5. Remove saucepan from heat; whisk in the mustard, white pepper, and nutmeg.
6. Temper the egg yolks: Add a small spoonful of the milk mixture to the egg yolks and quickly whisk in. Add a larger spoonful of the milk mixture top the egg yolks and whisk in. Repeat a few times. Return the tempered egg yolk mixture back into the milk mixture in the main saucepan.
Whisk in the cheese, and mix until smooth.
Set aside and let cool to lukewarm. Stir once or twice.
SARAH SAYS: Step I can be made 2 hours ahead. Cover and refrigerate. To use in the recipe, warm slowly in the top of a double boiler, stirring constantly. Cool to lukewarm to use in the recipe
STEP II: PREPARE THE BEATEN EGG WHITES AND FOLD WITH BASE. BAKE SOUFFLE AND SERVE IMMEDIATELY.
1. Using an electric stand mixer fitted with a whisk attachment, place the egg whites in a mixer bowl; make sure both the whisk and bowl are clean and grease-free.
Beat on medium-low speed until foamy and cloudy, about 2 minutes.
Add the salt and cream of tartar. Increase the mixer speed to medium-high.
When you see lots of bubbles forming at the edge of the egg white foam, increase the mixer speed to high.
Beat until the egg whites are very stiff and glossy. Then, STOP!
SARAH SAYS: If egg whites are beaten to dry and dull, they are overbeaten -- Watch carefully, because egg whites can go from stiff to dry and overbeaten in as little as 30 seconds.
2. Fold 1/4 of whites into the lukewarm or room temperature soufflé base to lighten. Fold in remaining whites in 2 additions. Place prepared souffle dish on the parchment-paper lined rimmed baking sheet.
Transfer batter to prepared dish. Optionally, sprinkle the top of the unbaked souffle with 1/4 cup greated Parmesan cheese.
3. Place the filled souffle dish, in the rimmed baking sheet, in the oven and immediately reduce the oven temperature to 375 degrees F. Do not open the oven door during the first 30 minutes of baking!

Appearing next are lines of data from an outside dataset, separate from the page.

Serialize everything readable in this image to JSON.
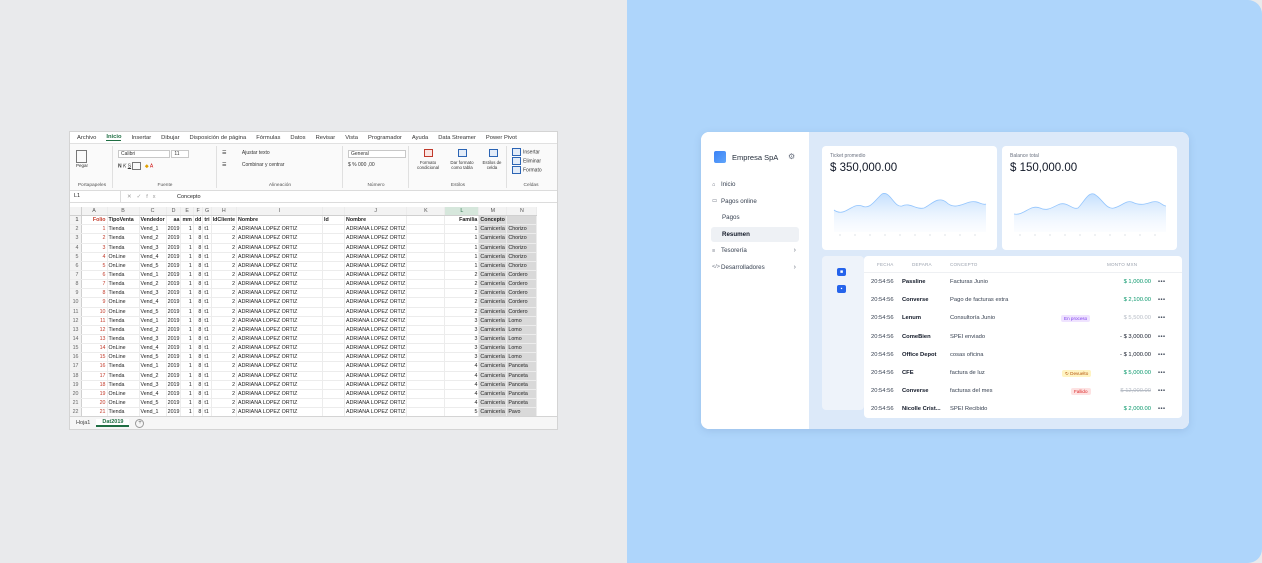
{
  "excel": {
    "menu_tabs": [
      "Archivo",
      "Inicio",
      "Insertar",
      "Dibujar",
      "Disposición de página",
      "Fórmulas",
      "Datos",
      "Revisar",
      "Vista",
      "Programador",
      "Ayuda",
      "Data Streamer",
      "Power Pivot"
    ],
    "groups": {
      "portapapeles": "Portapapeles",
      "pegar": "Pegar",
      "fuente": "Fuente",
      "alineacion": "Alineación",
      "numero": "Número",
      "estilos": "Estilos",
      "celdas": "Celdas"
    },
    "font_name": "Calibri",
    "font_size": "11",
    "ajustar_texto": "Ajustar texto",
    "combinar": "Combinar y centrar",
    "number_format": "General",
    "formato_condicional": "Formato condicional",
    "dar_formato": "Dar formato como tabla",
    "estilos_celda": "Estilos de celda",
    "insertar": "Insertar",
    "eliminar": "Eliminar",
    "formato": "Formato",
    "name_box": "L1",
    "formula_value": "Concepto",
    "col_letters": [
      "A",
      "B",
      "C",
      "D",
      "E",
      "F",
      "G",
      "H",
      "I",
      "J",
      "K",
      "L",
      "M",
      "N",
      "O"
    ],
    "header_row": [
      "Folio",
      "TipoVenta",
      "Vendedor",
      "aa",
      "mm",
      "dd",
      "tri",
      "IdCliente",
      "Nombre",
      "Id",
      "Nombre",
      "",
      "Familia",
      "Concepto",
      ""
    ],
    "rows": [
      [
        "1",
        "Tienda",
        "Vend_1",
        "2019",
        "1",
        "8",
        "t1",
        "2",
        "ADRIANA LOPEZ ORTIZ",
        "",
        "ADRIANA LOPEZ ORTIZ",
        "",
        "1",
        "Carnicería",
        "Chorizo"
      ],
      [
        "2",
        "Tienda",
        "Vend_2",
        "2019",
        "1",
        "8",
        "t1",
        "2",
        "ADRIANA LOPEZ ORTIZ",
        "",
        "ADRIANA LOPEZ ORTIZ",
        "",
        "1",
        "Carnicería",
        "Chorizo"
      ],
      [
        "3",
        "Tienda",
        "Vend_3",
        "2019",
        "1",
        "8",
        "t1",
        "2",
        "ADRIANA LOPEZ ORTIZ",
        "",
        "ADRIANA LOPEZ ORTIZ",
        "",
        "1",
        "Carnicería",
        "Chorizo"
      ],
      [
        "4",
        "OnLine",
        "Vend_4",
        "2019",
        "1",
        "8",
        "t1",
        "2",
        "ADRIANA LOPEZ ORTIZ",
        "",
        "ADRIANA LOPEZ ORTIZ",
        "",
        "1",
        "Carnicería",
        "Chorizo"
      ],
      [
        "5",
        "OnLine",
        "Vend_5",
        "2019",
        "1",
        "8",
        "t1",
        "2",
        "ADRIANA LOPEZ ORTIZ",
        "",
        "ADRIANA LOPEZ ORTIZ",
        "",
        "1",
        "Carnicería",
        "Chorizo"
      ],
      [
        "6",
        "Tienda",
        "Vend_1",
        "2019",
        "1",
        "8",
        "t1",
        "2",
        "ADRIANA LOPEZ ORTIZ",
        "",
        "ADRIANA LOPEZ ORTIZ",
        "",
        "2",
        "Carnicería",
        "Cordero"
      ],
      [
        "7",
        "Tienda",
        "Vend_2",
        "2019",
        "1",
        "8",
        "t1",
        "2",
        "ADRIANA LOPEZ ORTIZ",
        "",
        "ADRIANA LOPEZ ORTIZ",
        "",
        "2",
        "Carnicería",
        "Cordero"
      ],
      [
        "8",
        "Tienda",
        "Vend_3",
        "2019",
        "1",
        "8",
        "t1",
        "2",
        "ADRIANA LOPEZ ORTIZ",
        "",
        "ADRIANA LOPEZ ORTIZ",
        "",
        "2",
        "Carnicería",
        "Cordero"
      ],
      [
        "9",
        "OnLine",
        "Vend_4",
        "2019",
        "1",
        "8",
        "t1",
        "2",
        "ADRIANA LOPEZ ORTIZ",
        "",
        "ADRIANA LOPEZ ORTIZ",
        "",
        "2",
        "Carnicería",
        "Cordero"
      ],
      [
        "10",
        "OnLine",
        "Vend_5",
        "2019",
        "1",
        "8",
        "t1",
        "2",
        "ADRIANA LOPEZ ORTIZ",
        "",
        "ADRIANA LOPEZ ORTIZ",
        "",
        "2",
        "Carnicería",
        "Cordero"
      ],
      [
        "11",
        "Tienda",
        "Vend_1",
        "2019",
        "1",
        "8",
        "t1",
        "2",
        "ADRIANA LOPEZ ORTIZ",
        "",
        "ADRIANA LOPEZ ORTIZ",
        "",
        "3",
        "Carnicería",
        "Lomo"
      ],
      [
        "12",
        "Tienda",
        "Vend_2",
        "2019",
        "1",
        "8",
        "t1",
        "2",
        "ADRIANA LOPEZ ORTIZ",
        "",
        "ADRIANA LOPEZ ORTIZ",
        "",
        "3",
        "Carnicería",
        "Lomo"
      ],
      [
        "13",
        "Tienda",
        "Vend_3",
        "2019",
        "1",
        "8",
        "t1",
        "2",
        "ADRIANA LOPEZ ORTIZ",
        "",
        "ADRIANA LOPEZ ORTIZ",
        "",
        "3",
        "Carnicería",
        "Lomo"
      ],
      [
        "14",
        "OnLine",
        "Vend_4",
        "2019",
        "1",
        "8",
        "t1",
        "2",
        "ADRIANA LOPEZ ORTIZ",
        "",
        "ADRIANA LOPEZ ORTIZ",
        "",
        "3",
        "Carnicería",
        "Lomo"
      ],
      [
        "15",
        "OnLine",
        "Vend_5",
        "2019",
        "1",
        "8",
        "t1",
        "2",
        "ADRIANA LOPEZ ORTIZ",
        "",
        "ADRIANA LOPEZ ORTIZ",
        "",
        "3",
        "Carnicería",
        "Lomo"
      ],
      [
        "16",
        "Tienda",
        "Vend_1",
        "2019",
        "1",
        "8",
        "t1",
        "2",
        "ADRIANA LOPEZ ORTIZ",
        "",
        "ADRIANA LOPEZ ORTIZ",
        "",
        "4",
        "Carnicería",
        "Panceta"
      ],
      [
        "17",
        "Tienda",
        "Vend_2",
        "2019",
        "1",
        "8",
        "t1",
        "2",
        "ADRIANA LOPEZ ORTIZ",
        "",
        "ADRIANA LOPEZ ORTIZ",
        "",
        "4",
        "Carnicería",
        "Panceta"
      ],
      [
        "18",
        "Tienda",
        "Vend_3",
        "2019",
        "1",
        "8",
        "t1",
        "2",
        "ADRIANA LOPEZ ORTIZ",
        "",
        "ADRIANA LOPEZ ORTIZ",
        "",
        "4",
        "Carnicería",
        "Panceta"
      ],
      [
        "19",
        "OnLine",
        "Vend_4",
        "2019",
        "1",
        "8",
        "t1",
        "2",
        "ADRIANA LOPEZ ORTIZ",
        "",
        "ADRIANA LOPEZ ORTIZ",
        "",
        "4",
        "Carnicería",
        "Panceta"
      ],
      [
        "20",
        "OnLine",
        "Vend_5",
        "2019",
        "1",
        "8",
        "t1",
        "2",
        "ADRIANA LOPEZ ORTIZ",
        "",
        "ADRIANA LOPEZ ORTIZ",
        "",
        "4",
        "Carnicería",
        "Panceta"
      ],
      [
        "21",
        "Tienda",
        "Vend_1",
        "2019",
        "1",
        "8",
        "t1",
        "2",
        "ADRIANA LOPEZ ORTIZ",
        "",
        "ADRIANA LOPEZ ORTIZ",
        "",
        "5",
        "Carnicería",
        "Pavo"
      ],
      [
        "22",
        "Tienda",
        "Vend_2",
        "2019",
        "1",
        "8",
        "t1",
        "2",
        "ADRIANA LOPEZ ORTIZ",
        "",
        "ADRIANA LOPEZ ORTIZ",
        "",
        "5",
        "Carnicería",
        "Pavo"
      ]
    ],
    "sheets": [
      "Hoja1",
      "Dat2019"
    ]
  },
  "dashboard": {
    "company": "Empresa SpA",
    "nav": [
      {
        "label": "Inicio",
        "icon": "home-icon",
        "glyph": "⌂",
        "sub": false,
        "chevron": false
      },
      {
        "label": "Pagos online",
        "icon": "card-icon",
        "glyph": "▭",
        "sub": false,
        "chevron": false
      },
      {
        "label": "Pagos",
        "icon": "",
        "glyph": "",
        "sub": true,
        "chevron": false
      },
      {
        "label": "Resumen",
        "icon": "",
        "glyph": "",
        "sub": true,
        "chevron": false,
        "active": true
      },
      {
        "label": "Tesorería",
        "icon": "treasury-icon",
        "glyph": "≡",
        "sub": false,
        "chevron": true
      },
      {
        "label": "Desarrolladores",
        "icon": "code-icon",
        "glyph": "</>",
        "sub": false,
        "chevron": true
      }
    ],
    "cards": [
      {
        "title": "Ticket promedio",
        "value": "$ 350,000.00"
      },
      {
        "title": "Balance total",
        "value": "$ 150,000.00"
      }
    ],
    "table_headers": {
      "fecha": "FECHA",
      "destino": "DEPARA",
      "concepto": "CONCEPTO",
      "monto": "MONTO MXN"
    },
    "transactions": [
      {
        "time": "20:54:56",
        "dest": "Passline",
        "concept": "Facturas Junio",
        "badge": "",
        "badge_type": "",
        "amount": "$ 1,000.00",
        "amount_style": "green"
      },
      {
        "time": "20:54:56",
        "dest": "Converse",
        "concept": "Pago de facturas extra",
        "badge": "",
        "badge_type": "",
        "amount": "$ 2,100.00",
        "amount_style": "green"
      },
      {
        "time": "20:54:56",
        "dest": "Lenum",
        "concept": "Consultoría Junio",
        "badge": "En proceso",
        "badge_type": "proc",
        "amount": "$ 5,500.00",
        "amount_style": "gray"
      },
      {
        "time": "20:54:56",
        "dest": "ComeBien",
        "concept": "SPEI enviado",
        "badge": "",
        "badge_type": "",
        "amount": "- $ 3,000.00",
        "amount_style": "dark"
      },
      {
        "time": "20:54:56",
        "dest": "Office Depot",
        "concept": "cosas oficina",
        "badge": "",
        "badge_type": "",
        "amount": "- $ 1,000.00",
        "amount_style": "dark"
      },
      {
        "time": "20:54:56",
        "dest": "CFE",
        "concept": "factura de luz",
        "badge": "↻ Devuelto",
        "badge_type": "dev",
        "amount": "$ 5,000.00",
        "amount_style": "green"
      },
      {
        "time": "20:54:56",
        "dest": "Converse",
        "concept": "facturas del mes",
        "badge": "Fallido",
        "badge_type": "fail",
        "amount": "$ 12,000.00",
        "amount_style": "strike"
      },
      {
        "time": "20:54:56",
        "dest": "Nicolle Crist...",
        "concept": "SPEI Recibido",
        "badge": "",
        "badge_type": "",
        "amount": "$ 2,000.00",
        "amount_style": "green"
      }
    ],
    "more_label": "•••",
    "colors": {
      "accent": "#2563eb",
      "bg": "#aed5fb",
      "green": "#059669"
    }
  }
}
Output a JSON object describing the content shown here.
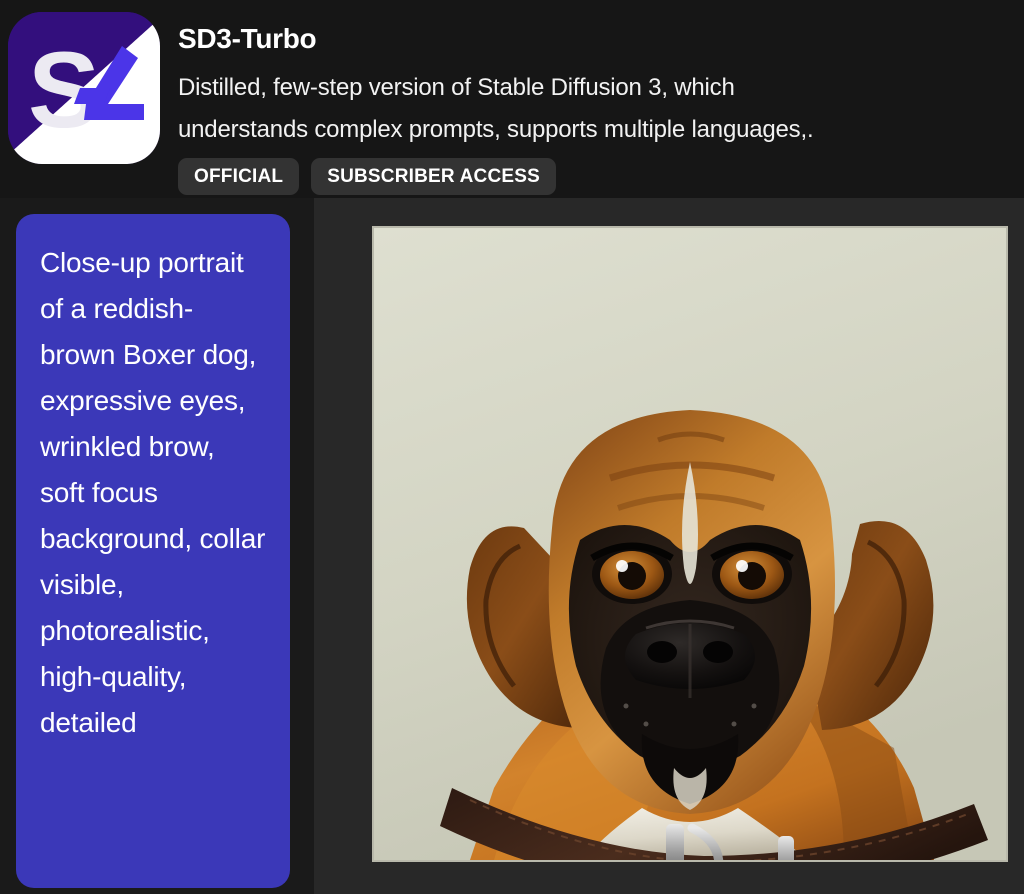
{
  "model": {
    "name": "SD3-Turbo",
    "description": "Distilled, few-step version of Stable Diffusion 3, which\nunderstands complex prompts, supports multiple languages,.",
    "logo_icon": "sd-logo-icon",
    "logo_letter_s": "S",
    "badges": [
      {
        "label": "OFFICIAL",
        "name": "badge-official"
      },
      {
        "label": "SUBSCRIBER ACCESS",
        "name": "badge-subscriber-access"
      }
    ]
  },
  "prompt": {
    "text": "Close-up portrait of a reddish-brown Boxer dog, expressive eyes, wrinkled brow, soft focus background, collar visible, photorealistic, high-quality, detailed"
  },
  "generated_image": {
    "alt": "Close-up photorealistic portrait of a reddish-brown Boxer dog with dark muzzle, amber eyes and a brown leather collar on a pale sage background",
    "name": "generated-dog-portrait"
  },
  "colors": {
    "accent": "#3b38b8",
    "header_bg": "#161616",
    "panel_bg": "#282828",
    "prompt_col_bg": "#1a1a1a",
    "badge_bg": "#333333",
    "logo_purple": "#330f7d",
    "image_bg": "#d7d8c8"
  }
}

4. Bake until soufflé is puffed and golden brown on top and center moves slightly when dish is shaken gently, about 35- 45 minutes. Do NOT overbake. You should hear a few air bubbles popping.
SARAH SAYS: I "shake" the souffle dish by tapping it with the long end of a wooden spoon.
Remove from the oven. Present it at the table and serve immediately from the souffle dish with a large serving spoon.
SARAH SAYS: Leave on the paper collar when showing off your souffle; if removed, sometimes the souffle top falls to the side if it has risen quite high and your pan has low sides.
SARAH SAYS: Baked soufflés can be repuffed if necessary in a 400 degree F preheated oven 10 to 12 minutes; serve quickly, as they will deflate a little faster the second time around.
STORAGE: Store left-overs in the fridge overnight. Reheat in the microwave for one more meal, but it won't be the same as freshly baked! Soiuffles are meant to be eaten the moment they come from the oven for the first time!
Seafood, Chicken or Vegetable, etc.
For anyone wanting to add in cooked seafood, cooked chicken, cooked vegetables, etc, to the souffle, I recommend about 1 cup chopped (chop and then, measure). Stir it into the completed smooth egg yolk mixture, Step #6. Proceed to Step #7. A few tablespoons fresh chopped herbs are a welcome addition to any souffle.
Substitute the milk with Unsweetened soy milk
Substitute the butter with soy butter